      This is Wolfgang Thaller's patch sent to cvs-ghc recently, with extra
      commentary by me.  It turns out that this patch is not just a cleanup,
      it is also necessary for GHCi to work on x86_64 with shared libraries,
      because previously lookupSymbol() was creating jump-table entries for
      all symbols looked up that resolved outside 2Gb, whereas Wolfgang's
      version only generates jump-table entries for 32-bit symbol references
      in object code that we load.
      2fc88e73
  25. 19 Oct, 2007 1 commit
  26. 11 Oct, 2007 1 commit
    • Simon Marlow's avatar
      Add a proper write barrier for MVars · 1ed01a87
      Simon Marlow authored
      Previously MVars were always on the mutable list of the old
      generation, which meant every MVar was visited during every minor GC.
      With lots of MVars hanging around, this gets expensive.  We addressed
      this problem for MUT_VARs (aka IORefs) a while ago, the solution is to
      use a traditional GC write-barrier when the object is modified.  This
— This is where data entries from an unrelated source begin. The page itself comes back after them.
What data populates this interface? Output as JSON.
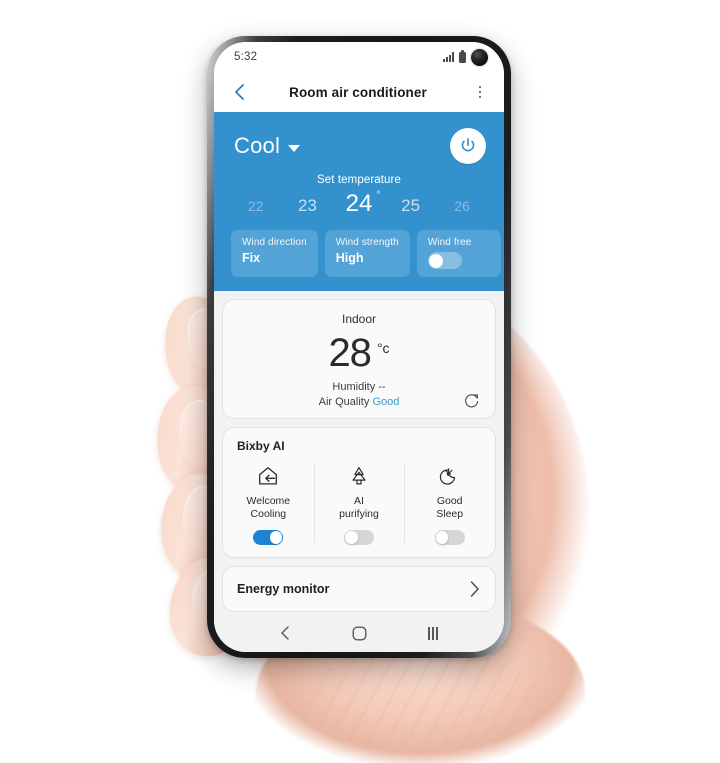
{
  "device": {
    "frame": "samsung-galaxy-s10",
    "held_by": "hand"
  },
  "status_bar": {
    "time": "5:32",
    "icons": [
      "signal-icon",
      "battery-icon",
      "front-camera"
    ]
  },
  "app_bar": {
    "back_icon": "chevron-left-icon",
    "title": "Room air conditioner",
    "more_icon": "more-vertical-icon"
  },
  "control_panel": {
    "accent_color": "#3392ce",
    "mode": "Cool",
    "mode_caret": "caret-down-icon",
    "power_icon": "power-icon",
    "power_state": "on",
    "set_temperature_label": "Set temperature",
    "temperatures": [
      {
        "value": "22",
        "state": "far"
      },
      {
        "value": "23",
        "state": "near"
      },
      {
        "value": "24",
        "state": "selected",
        "degree": "°"
      },
      {
        "value": "25",
        "state": "near"
      },
      {
        "value": "26",
        "state": "far"
      }
    ],
    "selected_temperature": "24",
    "chips": [
      {
        "title": "Wind direction",
        "value": "Fix",
        "type": "value"
      },
      {
        "title": "Wind strength",
        "value": "High",
        "type": "value"
      },
      {
        "title": "Wind free",
        "value": "",
        "type": "toggle",
        "toggle_state": "off"
      }
    ]
  },
  "indoor_card": {
    "title": "Indoor",
    "temperature": "28",
    "unit": "°c",
    "humidity_label": "Humidity",
    "humidity_value": "--",
    "air_quality_label": "Air Quality",
    "air_quality_value": "Good",
    "air_quality_color": "#2f9fd8",
    "refresh_icon": "refresh-icon"
  },
  "bixby_card": {
    "title": "Bixby AI",
    "items": [
      {
        "icon": "home-arrow-in-icon",
        "label_line1": "Welcome",
        "label_line2": "Cooling",
        "toggle_state": "on"
      },
      {
        "icon": "pine-tree-icon",
        "label_line1": "AI",
        "label_line2": "purifying",
        "toggle_state": "off"
      },
      {
        "icon": "moon-sparkle-icon",
        "label_line1": "Good",
        "label_line2": "Sleep",
        "toggle_state": "off"
      }
    ],
    "toggle_on_color": "#1b84d8",
    "toggle_off_color": "#d4d6d8"
  },
  "energy_card": {
    "label": "Energy monitor",
    "chevron_icon": "chevron-right-icon"
  },
  "nav_bar": {
    "back_icon": "nav-back-icon",
    "home_icon": "nav-home-icon",
    "recents_icon": "nav-recents-icon"
  }
}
      patch does the same thing for MVars.
      
      TVars are still done the old way, they could probably benefit from the
      same treatment too.
      1ed01a87
  27. 09 Oct, 2007 1 commit
  28. 05 Oct, 2007 1 commit
  29. 27 Sep, 2007 1 commit
  30. 16 Sep, 2007 2 commits
  31. 12 Sep, 2007 1 commit
  32. 05 Sep, 2007 1 commit
    • rl@cse.unsw.edu.au's avatar
      Use dlsym on OS X if available · 6f69004a
      rl@cse.unsw.edu.au authored
      On OS X 10.4 and newer, we have to use dlsym because the old NS* interface has
      been deprecated. The patch checks for HAVE_DLFCN_H instead of switching on
      the OS version.
      
      There is one additional quirk: although OS X prefixes global symbols with an
      underscore, dlsym expects its argument NOT to have a leading underscore. As a
      hack, we simply strip it off in lookupSymbol. Something a bit more elaborate
      might be cleaner.
      6f69004a
  33. 03 Sep, 2007 1 commit
  34. 23 Aug, 2007 1 commit